Education Minister Priya Manickchand visited Peter’s Hall Primary School to offer words of encouragement to the students writing this year’s exam.
“Get in there, put your heads down, read the questions carefully, take your best answer and I promise you whichever school you get, you will shine like a star,” Manickchand said to the students.
The minister added that the students are “already winners” once they continue to receive support both at home and at school.
“Across Guyana, I want to say good luck to all of our students. You are ready for this assessment. We have done everything we can possibly, humanly do to make you ready,” Manickchand said.
She explained that the Education Ministry has made several efforts to aid the pupils in best preparing for this annual assessment including giving each student textbooks and materials such as pencils, rulers, sharpeners and erasers, and even offering students breakfast before the day of exams–a first for the country.
“We have placed all of our material online so everything is public. All our past papers are there for anyone to print. All our topics for Grade Six are done in videos and placed on the Learning Channel and YouTube,” Manickchand said.
The education minister also expressed that the Ministry has demonstrated versatility in adjusting the exam to accommodate for the challenges that the COVID-19 pandemic placed on students.
“We’ve brought the curriculum down because we know about COVID-19 and the loss that [the students] had so we’re not testing to a Grade Six level; we’re testing to a Grade Five level. These children are going to be able to manage this exam,” Manickchand said.
She also disclosed that the Ministry is working to ensure that education is delivered at a high quality in each high school, adding that several new high schools are being built across the country to provide secondary school education to those who priorly did not have access.
“Guyana is really moving and we’re making sure that we’re not just moving with high rise buildings, hotels and roads but that we’re developing our people, our children so that they can actively participate in this driving country that we’re building out,” Manickchand said.
Guyana Times spoke with several students who shared their thoughts on the first day of assessments which focused on Science and English Language.
“It was somewhat easy and somewhat difficult,” said Tomaisha Alliyah Payna of West Ruimveldt Primary School, adding that she found the picture studies of the language exams the most challenging.
Studying extensively for the past two weeks, Payna hopes to join either The Bishops’ High School, Tutorial High School, St John’s College or Richard Ishmael Secondary School.
The sixth-grade student also expressed her desire to eventually become a teacher. “It sounds fun [and I want to] help teach other children,” Payna said.

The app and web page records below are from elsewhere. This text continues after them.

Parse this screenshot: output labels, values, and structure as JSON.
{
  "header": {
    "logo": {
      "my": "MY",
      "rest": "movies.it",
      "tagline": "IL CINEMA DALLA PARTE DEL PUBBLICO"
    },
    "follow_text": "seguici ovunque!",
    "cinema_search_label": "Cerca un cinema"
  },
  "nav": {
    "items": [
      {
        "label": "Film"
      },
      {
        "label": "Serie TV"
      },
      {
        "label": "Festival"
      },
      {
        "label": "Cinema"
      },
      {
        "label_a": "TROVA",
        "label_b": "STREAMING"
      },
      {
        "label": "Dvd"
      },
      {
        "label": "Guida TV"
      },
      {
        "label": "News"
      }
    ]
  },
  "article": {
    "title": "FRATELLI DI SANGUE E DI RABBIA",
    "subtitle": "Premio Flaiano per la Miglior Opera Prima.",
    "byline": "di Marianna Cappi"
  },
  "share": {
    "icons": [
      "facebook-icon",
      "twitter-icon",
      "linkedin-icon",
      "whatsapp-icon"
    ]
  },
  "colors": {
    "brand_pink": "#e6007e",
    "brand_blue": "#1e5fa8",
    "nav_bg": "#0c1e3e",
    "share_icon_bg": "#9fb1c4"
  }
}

Similarly, Kayden Featherstone of St Pius Primary School also hopes to become a teacher one day to “share his knowledge.”
Featherstone, however, who described the first day’s exams as “very simple,” aspires to attend one of the country’s top high schools.
An aspiring engineer, Akil Scott of St Pius Primary School shared that the exam was “very good” with only a few areas within the Papers Two that he is unsure of.
He added that he hopes to attend Brickdam Secondary School. Some 16,268 students across the country are writing the exam at 517 centres. The results will be released on July 17.